The other option for arranging child maintenance and enforcing payments comes through the courts. Usually, it’s only a good option if parents are going to court for other reasons (like arranging a divorce or dividing property or other assets), as courts rarely grant orders otherwise. Arranging child maintenance through the courts can incur additional legal fees.

Which children are covered by child maintenance?

Under child maintenance purposes, for a family based arrangement or through the CSA, a child is anyone under 16 or someone between 16 and 19 who:

  • is not, nor has ever been, married or in a civil partnership, and
  • is in full-time non-advanced education.

If parents chose to use the courts, a child is deemed as being under the age of 17.

However, in certain circumstances, someone between 16 and 19 can still be regarded as a child for child maintenance purposes, even if they are not in full-time non-advanced education. To find out more, call Child Maintenance Options on 0800 988 0988 or visit the website at www.cmoptions.org

What if there is disagreement about paternity?

If a person is named in a child maintenance application and the child hasn’t been legally adopted by someone else, the CSA can presume that they are the father if:

  • They were married to the mother at any time between the child’s date of conception and date of birth.
  • They are named as the father on the child’s birth certificate.
  • They have legally adopted the child.
  • They have been named in a court order as the parent.
  • They can legally be presumed to be a parent of a child born as a result of fertility treatment.

If there’s a dispute about paternity, the CSA can use a DNA test. If the person refuses to take a DNA test the CSA will presume that person is the father. Private DNA tests are not recognised by the CSA.

How does child maintenance affect benefits?

Any money that a parent or guardian receives for child maintenance shouldn’t affect any state benefits they are entitled to. However, they should still let Jobcentre Plus know about child maintenance payments which they receive.

Where can I get more help with child maintenance?

Other things you might like...

If you or anyone else in your family would like support to set up a family-based arrangement, Child Maintenance Options is a free, government-backed service for separated families that provides impartial information and support, including some useful tools, such as a family-based arrangement form. 

Their child maintenance calculator gives an indication of the amount that the CSA would calculate child maintenance payments to be. This can be a helpful starting point for a family-based arrangement.

Visit www.cmoptions.org, or if you'd prefer a confidential chat, call the Child Maintenance Options team on 0800 988 0988 (free from a landline).

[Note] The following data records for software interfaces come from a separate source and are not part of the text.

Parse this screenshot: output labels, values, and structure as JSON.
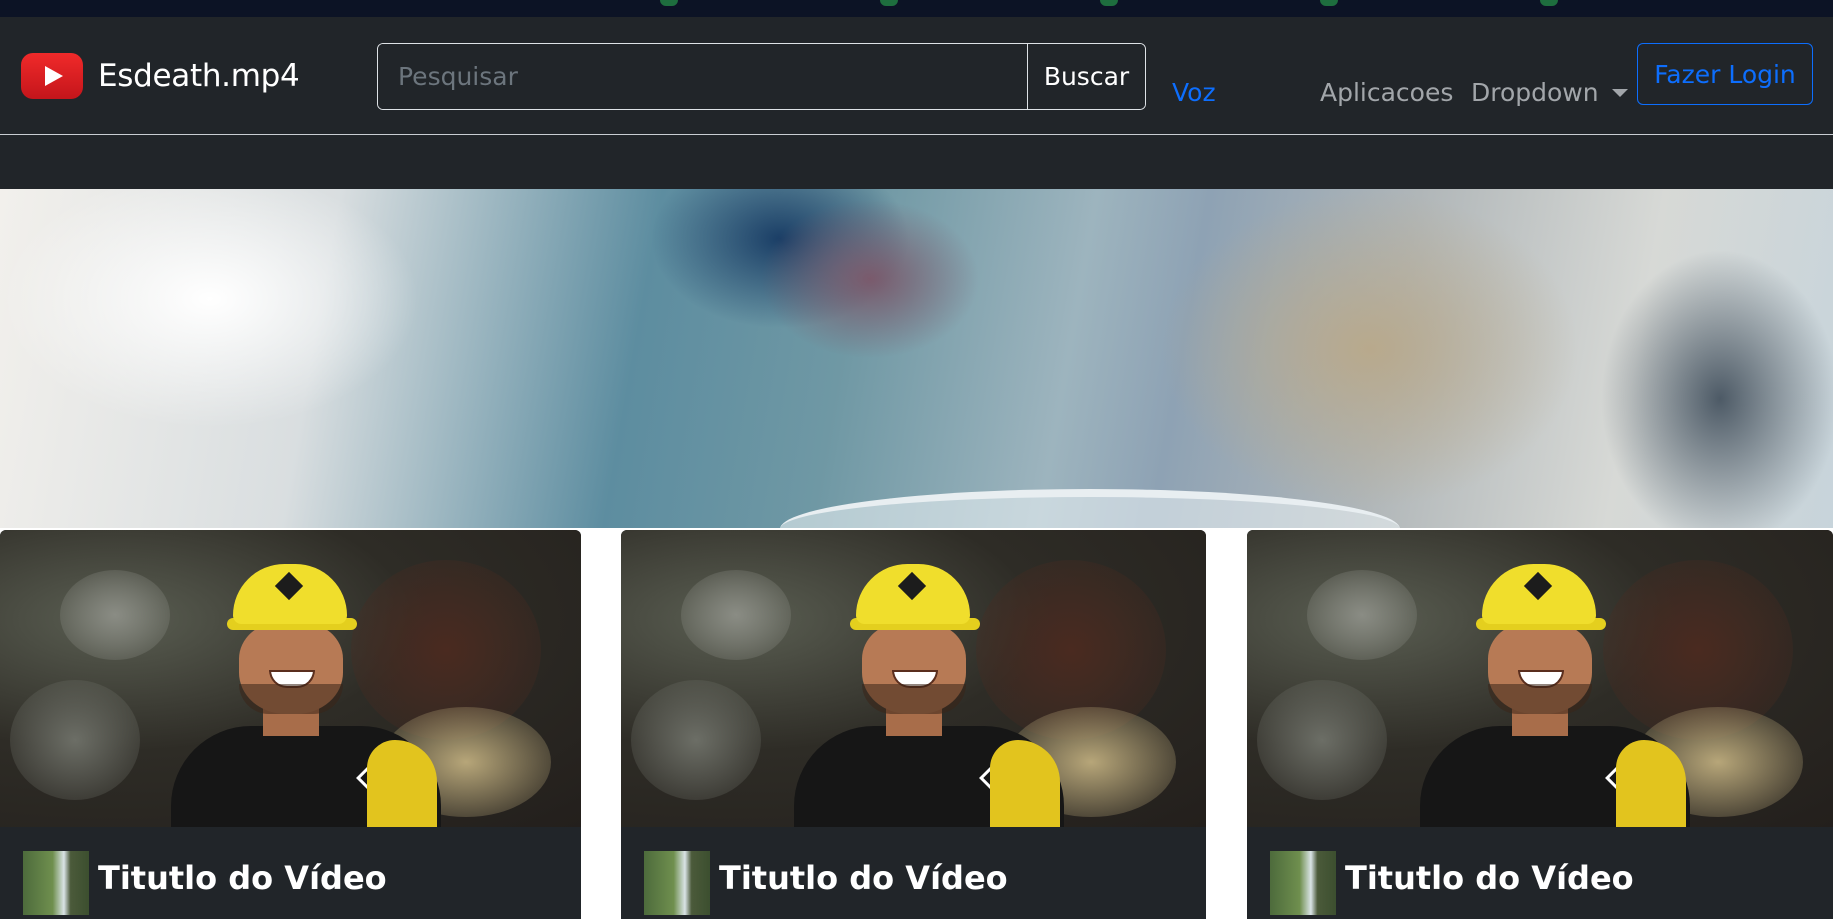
{
  "brand": {
    "name": "Esdeath.mp4",
    "logo_icon": "youtube-play-icon"
  },
  "search": {
    "placeholder": "Pesquisar",
    "value": "",
    "button_label": "Buscar"
  },
  "nav": {
    "voz": "Voz",
    "aplicacoes": "Aplicacoes",
    "dropdown": "Dropdown"
  },
  "login": {
    "label": "Fazer Login"
  },
  "colors": {
    "navbar_bg": "#212529",
    "accent_blue": "#0d6efd",
    "muted_link": "#a2a6aa",
    "brand_red": "#e62117"
  },
  "cards": [
    {
      "title": "Titutlo do Vídeo"
    },
    {
      "title": "Titutlo do Vídeo"
    },
    {
      "title": "Titutlo do Vídeo"
    }
  ]
}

You can find more information about statutory arrangements at http://www.cmoptions.org/en/options/child-support-agency.asp

You can also visit the Child Maintenance Options blog at Talking Child Maintenance blog or follow them on Twitter at http://twitter.com/cmoptions.